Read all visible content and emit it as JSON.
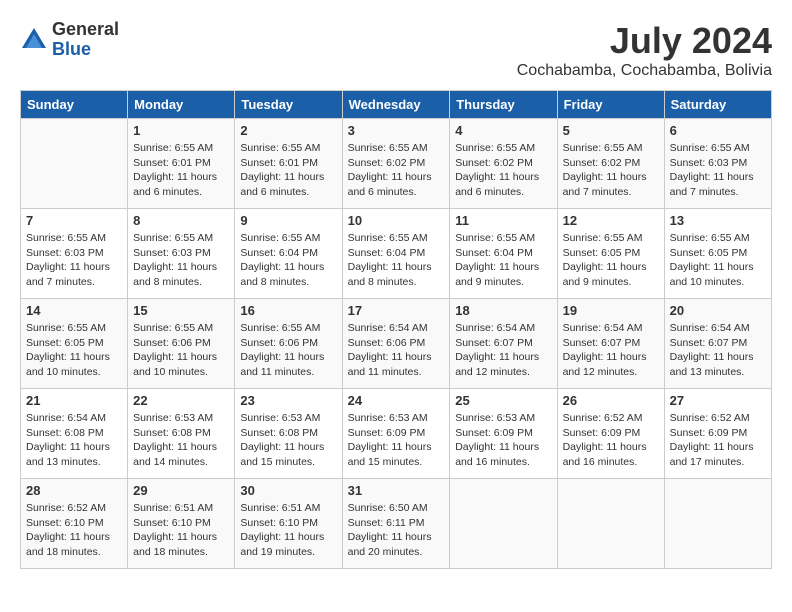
{
  "logo": {
    "general": "General",
    "blue": "Blue"
  },
  "title": "July 2024",
  "location": "Cochabamba, Cochabamba, Bolivia",
  "weekdays": [
    "Sunday",
    "Monday",
    "Tuesday",
    "Wednesday",
    "Thursday",
    "Friday",
    "Saturday"
  ],
  "weeks": [
    [
      {
        "day": "",
        "info": ""
      },
      {
        "day": "1",
        "info": "Sunrise: 6:55 AM\nSunset: 6:01 PM\nDaylight: 11 hours\nand 6 minutes."
      },
      {
        "day": "2",
        "info": "Sunrise: 6:55 AM\nSunset: 6:01 PM\nDaylight: 11 hours\nand 6 minutes."
      },
      {
        "day": "3",
        "info": "Sunrise: 6:55 AM\nSunset: 6:02 PM\nDaylight: 11 hours\nand 6 minutes."
      },
      {
        "day": "4",
        "info": "Sunrise: 6:55 AM\nSunset: 6:02 PM\nDaylight: 11 hours\nand 6 minutes."
      },
      {
        "day": "5",
        "info": "Sunrise: 6:55 AM\nSunset: 6:02 PM\nDaylight: 11 hours\nand 7 minutes."
      },
      {
        "day": "6",
        "info": "Sunrise: 6:55 AM\nSunset: 6:03 PM\nDaylight: 11 hours\nand 7 minutes."
      }
    ],
    [
      {
        "day": "7",
        "info": "Sunrise: 6:55 AM\nSunset: 6:03 PM\nDaylight: 11 hours\nand 7 minutes."
      },
      {
        "day": "8",
        "info": "Sunrise: 6:55 AM\nSunset: 6:03 PM\nDaylight: 11 hours\nand 8 minutes."
      },
      {
        "day": "9",
        "info": "Sunrise: 6:55 AM\nSunset: 6:04 PM\nDaylight: 11 hours\nand 8 minutes."
      },
      {
        "day": "10",
        "info": "Sunrise: 6:55 AM\nSunset: 6:04 PM\nDaylight: 11 hours\nand 8 minutes."
      },
      {
        "day": "11",
        "info": "Sunrise: 6:55 AM\nSunset: 6:04 PM\nDaylight: 11 hours\nand 9 minutes."
      },
      {
        "day": "12",
        "info": "Sunrise: 6:55 AM\nSunset: 6:05 PM\nDaylight: 11 hours\nand 9 minutes."
      },
      {
        "day": "13",
        "info": "Sunrise: 6:55 AM\nSunset: 6:05 PM\nDaylight: 11 hours\nand 10 minutes."
      }
    ],
    [
      {
        "day": "14",
        "info": "Sunrise: 6:55 AM\nSunset: 6:05 PM\nDaylight: 11 hours\nand 10 minutes."
      },
      {
        "day": "15",
        "info": "Sunrise: 6:55 AM\nSunset: 6:06 PM\nDaylight: 11 hours\nand 10 minutes."
      },
      {
        "day": "16",
        "info": "Sunrise: 6:55 AM\nSunset: 6:06 PM\nDaylight: 11 hours\nand 11 minutes."
      },
      {
        "day": "17",
        "info": "Sunrise: 6:54 AM\nSunset: 6:06 PM\nDaylight: 11 hours\nand 11 minutes."
      },
      {
        "day": "18",
        "info": "Sunrise: 6:54 AM\nSunset: 6:07 PM\nDaylight: 11 hours\nand 12 minutes."
      },
      {
        "day": "19",
        "info": "Sunrise: 6:54 AM\nSunset: 6:07 PM\nDaylight: 11 hours\nand 12 minutes."
      },
      {
        "day": "20",
        "info": "Sunrise: 6:54 AM\nSunset: 6:07 PM\nDaylight: 11 hours\nand 13 minutes."
      }
    ],
    [
      {
        "day": "21",
        "info": "Sunrise: 6:54 AM\nSunset: 6:08 PM\nDaylight: 11 hours\nand 13 minutes."
      },
      {
        "day": "22",
        "info": "Sunrise: 6:53 AM\nSunset: 6:08 PM\nDaylight: 11 hours\nand 14 minutes."
      },
      {
        "day": "23",
        "info": "Sunrise: 6:53 AM\nSunset: 6:08 PM\nDaylight: 11 hours\nand 15 minutes."
      },
      {
        "day": "24",
        "info": "Sunrise: 6:53 AM\nSunset: 6:09 PM\nDaylight: 11 hours\nand 15 minutes."
      },
      {
        "day": "25",
        "info": "Sunrise: 6:53 AM\nSunset: 6:09 PM\nDaylight: 11 hours\nand 16 minutes."
      },
      {
        "day": "26",
        "info": "Sunrise: 6:52 AM\nSunset: 6:09 PM\nDaylight: 11 hours\nand 16 minutes."
      },
      {
        "day": "27",
        "info": "Sunrise: 6:52 AM\nSunset: 6:09 PM\nDaylight: 11 hours\nand 17 minutes."
      }
    ],
    [
      {
        "day": "28",
        "info": "Sunrise: 6:52 AM\nSunset: 6:10 PM\nDaylight: 11 hours\nand 18 minutes."
      },
      {
        "day": "29",
        "info": "Sunrise: 6:51 AM\nSunset: 6:10 PM\nDaylight: 11 hours\nand 18 minutes."
      },
      {
        "day": "30",
        "info": "Sunrise: 6:51 AM\nSunset: 6:10 PM\nDaylight: 11 hours\nand 19 minutes."
      },
      {
        "day": "31",
        "info": "Sunrise: 6:50 AM\nSunset: 6:11 PM\nDaylight: 11 hours\nand 20 minutes."
      },
      {
        "day": "",
        "info": ""
      },
      {
        "day": "",
        "info": ""
      },
      {
        "day": "",
        "info": ""
      }
    ]
  ]
}
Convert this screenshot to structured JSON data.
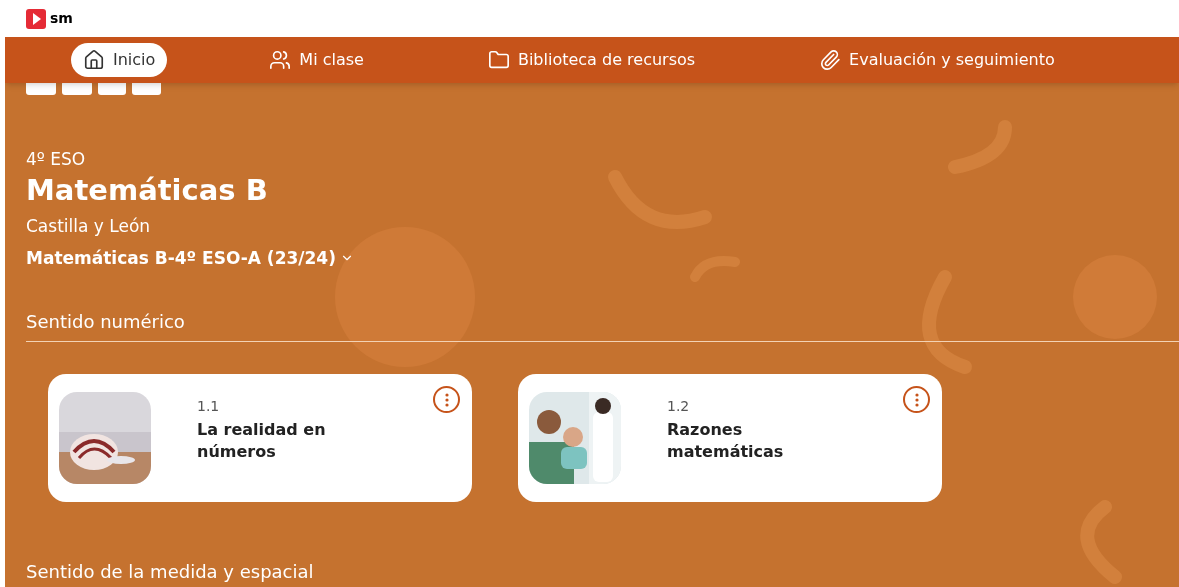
{
  "brand": {
    "name": "sm"
  },
  "nav": [
    {
      "label": "Inicio",
      "selected": true
    },
    {
      "label": "Mi clase",
      "selected": false
    },
    {
      "label": "Biblioteca de recursos",
      "selected": false
    },
    {
      "label": "Evaluación y seguimiento",
      "selected": false
    }
  ],
  "course": {
    "level": "4º ESO",
    "title": "Matemáticas B",
    "region": "Castilla y León",
    "group": "Matemáticas B-4º ESO-A (23/24)"
  },
  "sections": [
    {
      "title": "Sentido numérico",
      "cards": [
        {
          "number": "1.1",
          "title": "La realidad en números"
        },
        {
          "number": "1.2",
          "title": "Razones matemáticas"
        }
      ]
    },
    {
      "title": "Sentido de la medida y espacial"
    }
  ]
}
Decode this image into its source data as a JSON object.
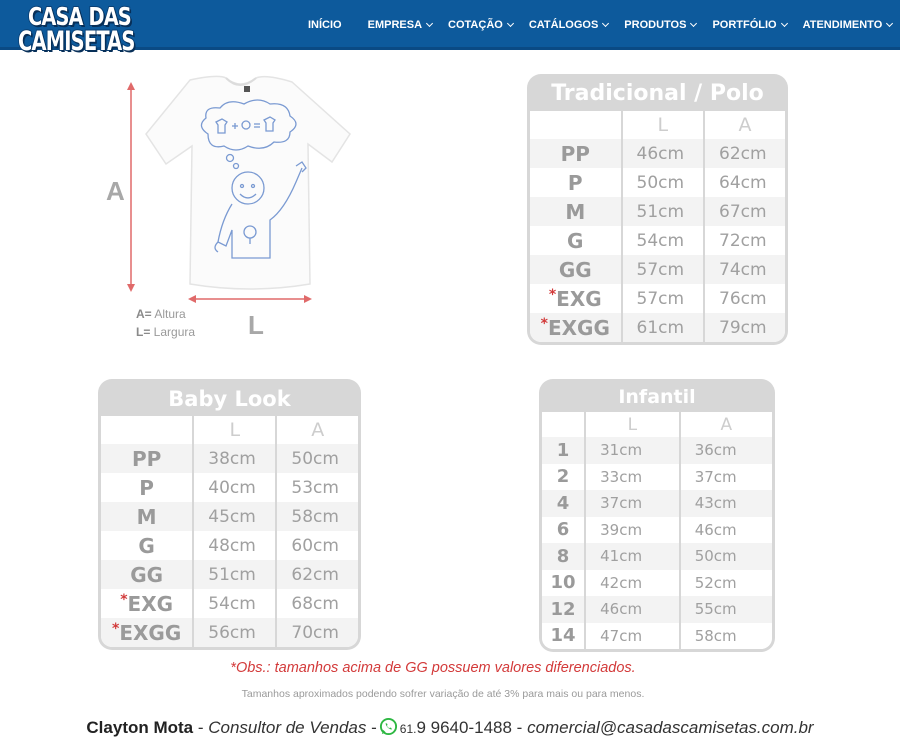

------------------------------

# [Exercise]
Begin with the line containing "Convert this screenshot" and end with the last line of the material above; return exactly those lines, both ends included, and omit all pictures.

# [Answer section]
Convert this screenshot to structured JSON data.
{
  "brand": {
    "name": "sm"
  },
  "nav": [
    {
      "label": "Inicio",
      "selected": true
    },
    {
      "label": "Mi clase",
      "selected": false
    },
    {
      "label": "Biblioteca de recursos",
      "selected": false
    },
    {
      "label": "Evaluación y seguimiento",
      "selected": false
    }
  ],
  "course": {
    "level": "4º ESO",
    "title": "Matemáticas B",
    "region": "Castilla y León",
    "group": "Matemáticas B-4º ESO-A (23/24)"
  },
  "sections": [
    {
      "title": "Sentido numérico",
      "cards": [
        {
          "number": "1.1",
          "title": "La realidad en números"
        },
        {
          "number": "1.2",
          "title": "Razones matemáticas"
        }
      ]
    },
    {
      "title": "Sentido de la medida y espacial"
    }
  ]
}
Decode this image into its source data as a JSON object.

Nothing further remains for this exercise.